Embryonal tumors are a collection of biologically heterogeneous malignancies and the
exact cellular origin of these tumors is not known. Neuroblastoma (NB) and atypical
teratoid/rhabdoid tumor (AT/RT) are highly malignant tumors of embryonal origin that primarily affect infants and young children. Neuroblastoma is the most common type of extra cranial solid tumor in children. In the case of AT/RT, the survival rate of children affected by this disease is the lowest when compared to all embryonal tumors. Despite intensifying multimodal treatments, children affected with refractory AT/RT and NB have unacceptably high treatment failure and mortality rates.
To improve the clinical outcome of these malignancies, it is important to identify the key
molecules and cellular pathways responsible for tumor progression, survival and invasion. Many childhood cancers have high activation levels of selective receptor tyrosine kinase signaling pathways. Activation of these signaling pathways promotes cell proliferation, differentiation and cell survival. Therefore, receptor tyrosine kinases (RTKs) have become attractive therapeutic targets and the use of small molecule kinase inhibitors to block their signal transduction functions has led to the discovery of a number of novel therapeutics agents.
This research presents the relevant background information on two pediatric neoplasms

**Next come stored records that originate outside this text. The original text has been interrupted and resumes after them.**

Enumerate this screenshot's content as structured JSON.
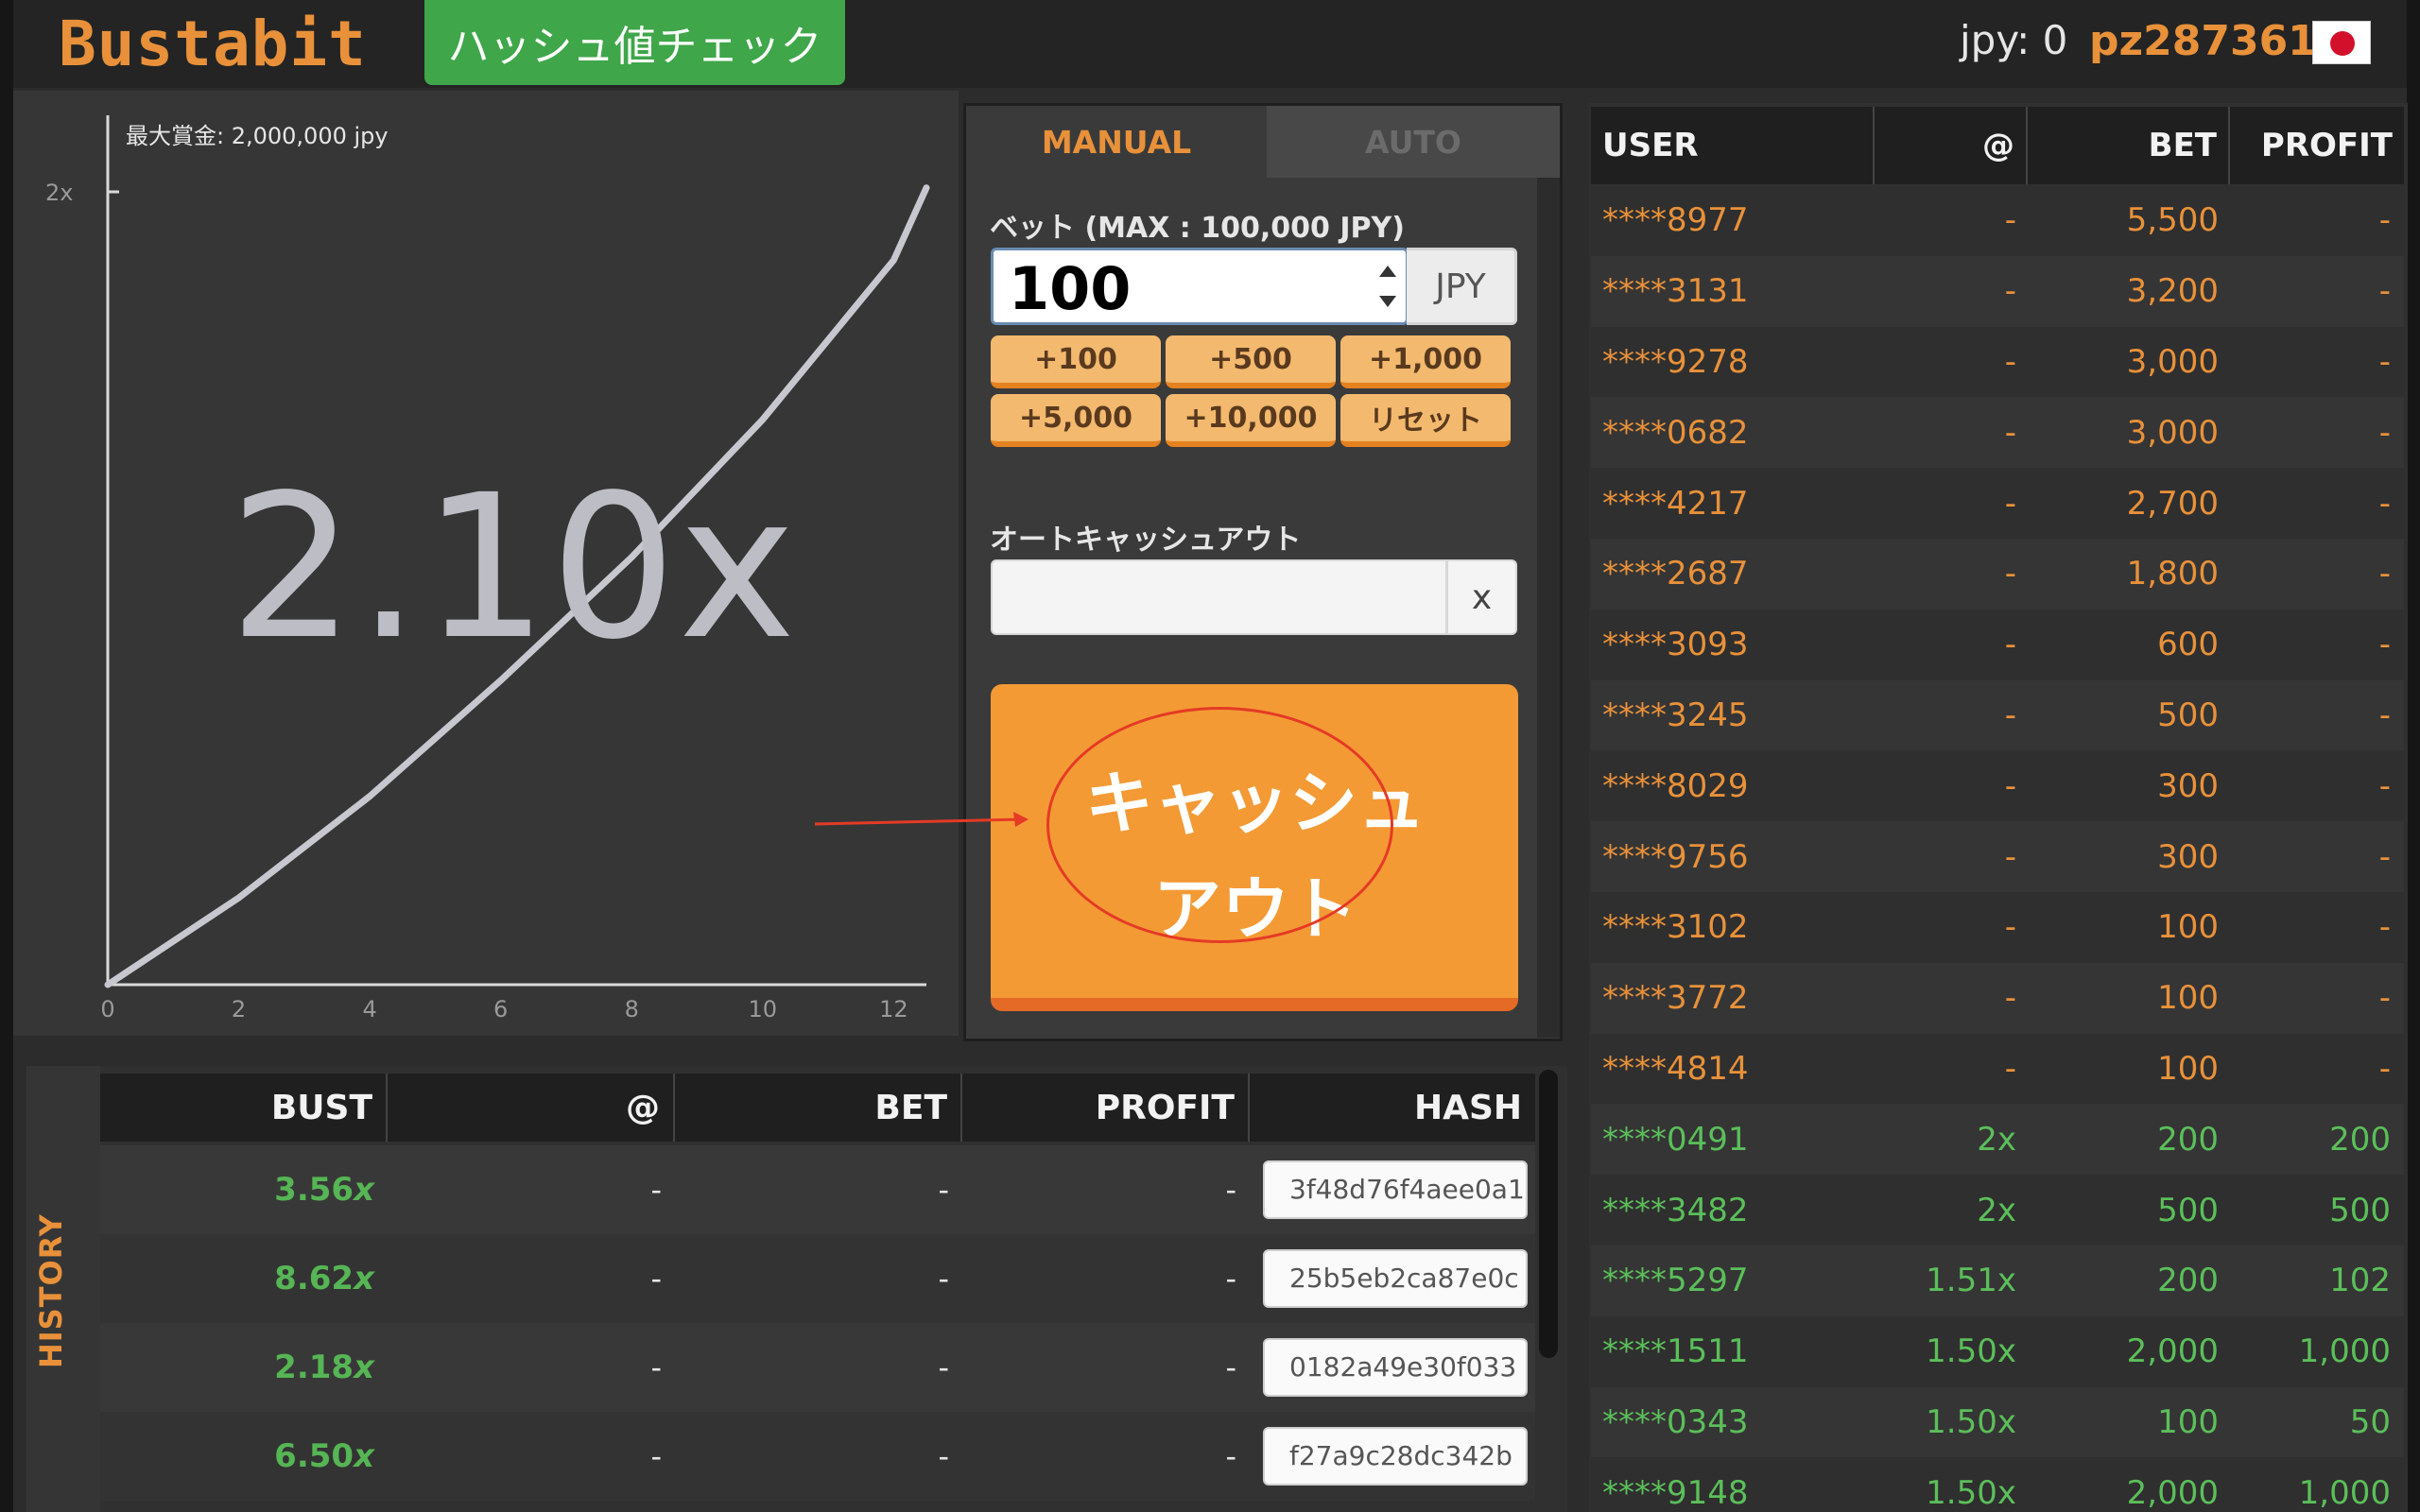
{
  "header": {
    "logo": "Bustabit",
    "hash_check_button": "ハッシュ値チェック",
    "balance": "jpy: 0",
    "username": "pz287361",
    "flag_icon": "japan-flag-icon"
  },
  "chart": {
    "max_prize": "最大賞金: 2,000,000 jpy",
    "y_tick": "2x",
    "x_ticks": [
      "0",
      "2",
      "4",
      "6",
      "8",
      "10",
      "12"
    ],
    "multiplier": "2.10x"
  },
  "chart_data": {
    "type": "line",
    "title": "",
    "xlabel": "",
    "ylabel": "",
    "xlim": [
      0,
      12.5
    ],
    "ylim": [
      1,
      2.2
    ],
    "series": [
      {
        "x": [
          0,
          2,
          4,
          6,
          8,
          10,
          12,
          12.5
        ],
        "y": [
          1.0,
          1.12,
          1.26,
          1.42,
          1.59,
          1.78,
          2.0,
          2.1
        ]
      }
    ]
  },
  "bet_panel": {
    "tab_manual": "MANUAL",
    "tab_auto": "AUTO",
    "bet_label": "ベット (MAX : 100,000 JPY)",
    "bet_value": "100",
    "currency": "JPY",
    "quick_buttons": [
      "+100",
      "+500",
      "+1,000",
      "+5,000",
      "+10,000",
      "リセット"
    ],
    "auto_cashout_label": "オートキャッシュアウト",
    "auto_cashout_value": "",
    "auto_cashout_suffix": "x",
    "cashout_button_line1": "キャッシュ",
    "cashout_button_line2": "アウト"
  },
  "history": {
    "side_label": "HISTORY",
    "columns": [
      "BUST",
      "@",
      "BET",
      "PROFIT",
      "HASH"
    ],
    "rows": [
      {
        "bust": "3.56",
        "suffix": "x",
        "at": "-",
        "bet": "-",
        "profit": "-",
        "hash": "3f48d76f4aee0a1"
      },
      {
        "bust": "8.62",
        "suffix": "x",
        "at": "-",
        "bet": "-",
        "profit": "-",
        "hash": "25b5eb2ca87e0c"
      },
      {
        "bust": "2.18",
        "suffix": "x",
        "at": "-",
        "bet": "-",
        "profit": "-",
        "hash": "0182a49e30f033"
      },
      {
        "bust": "6.50",
        "suffix": "x",
        "at": "-",
        "bet": "-",
        "profit": "-",
        "hash": "f27a9c28dc342b"
      }
    ]
  },
  "players": {
    "columns": [
      "USER",
      "@",
      "BET",
      "PROFIT"
    ],
    "rows": [
      {
        "user": "****8977",
        "at": "-",
        "bet": "5,500",
        "profit": "-",
        "status": "orange"
      },
      {
        "user": "****3131",
        "at": "-",
        "bet": "3,200",
        "profit": "-",
        "status": "orange"
      },
      {
        "user": "****9278",
        "at": "-",
        "bet": "3,000",
        "profit": "-",
        "status": "orange"
      },
      {
        "user": "****0682",
        "at": "-",
        "bet": "3,000",
        "profit": "-",
        "status": "orange"
      },
      {
        "user": "****4217",
        "at": "-",
        "bet": "2,700",
        "profit": "-",
        "status": "orange"
      },
      {
        "user": "****2687",
        "at": "-",
        "bet": "1,800",
        "profit": "-",
        "status": "orange"
      },
      {
        "user": "****3093",
        "at": "-",
        "bet": "600",
        "profit": "-",
        "status": "orange"
      },
      {
        "user": "****3245",
        "at": "-",
        "bet": "500",
        "profit": "-",
        "status": "orange"
      },
      {
        "user": "****8029",
        "at": "-",
        "bet": "300",
        "profit": "-",
        "status": "orange"
      },
      {
        "user": "****9756",
        "at": "-",
        "bet": "300",
        "profit": "-",
        "status": "orange"
      },
      {
        "user": "****3102",
        "at": "-",
        "bet": "100",
        "profit": "-",
        "status": "orange"
      },
      {
        "user": "****3772",
        "at": "-",
        "bet": "100",
        "profit": "-",
        "status": "orange"
      },
      {
        "user": "****4814",
        "at": "-",
        "bet": "100",
        "profit": "-",
        "status": "orange"
      },
      {
        "user": "****0491",
        "at": "2x",
        "bet": "200",
        "profit": "200",
        "status": "green"
      },
      {
        "user": "****3482",
        "at": "2x",
        "bet": "500",
        "profit": "500",
        "status": "green"
      },
      {
        "user": "****5297",
        "at": "1.51x",
        "bet": "200",
        "profit": "102",
        "status": "green"
      },
      {
        "user": "****1511",
        "at": "1.50x",
        "bet": "2,000",
        "profit": "1,000",
        "status": "green"
      },
      {
        "user": "****0343",
        "at": "1.50x",
        "bet": "100",
        "profit": "50",
        "status": "green"
      },
      {
        "user": "****9148",
        "at": "1.50x",
        "bet": "2,000",
        "profit": "1,000",
        "status": "green"
      }
    ]
  },
  "colors": {
    "accent": "#e8913a",
    "success": "#56b554",
    "annotation": "#e53a25"
  }
}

that we have selected to study and aims to provide the rationale for the development of useful new therapies for their treatment. Presented in details are the data with respect to the establishment of a screening approach to identify effective therapeutic agents with information on target validation and target modulation activities that can be utilized to design future clinical trials for these cancers.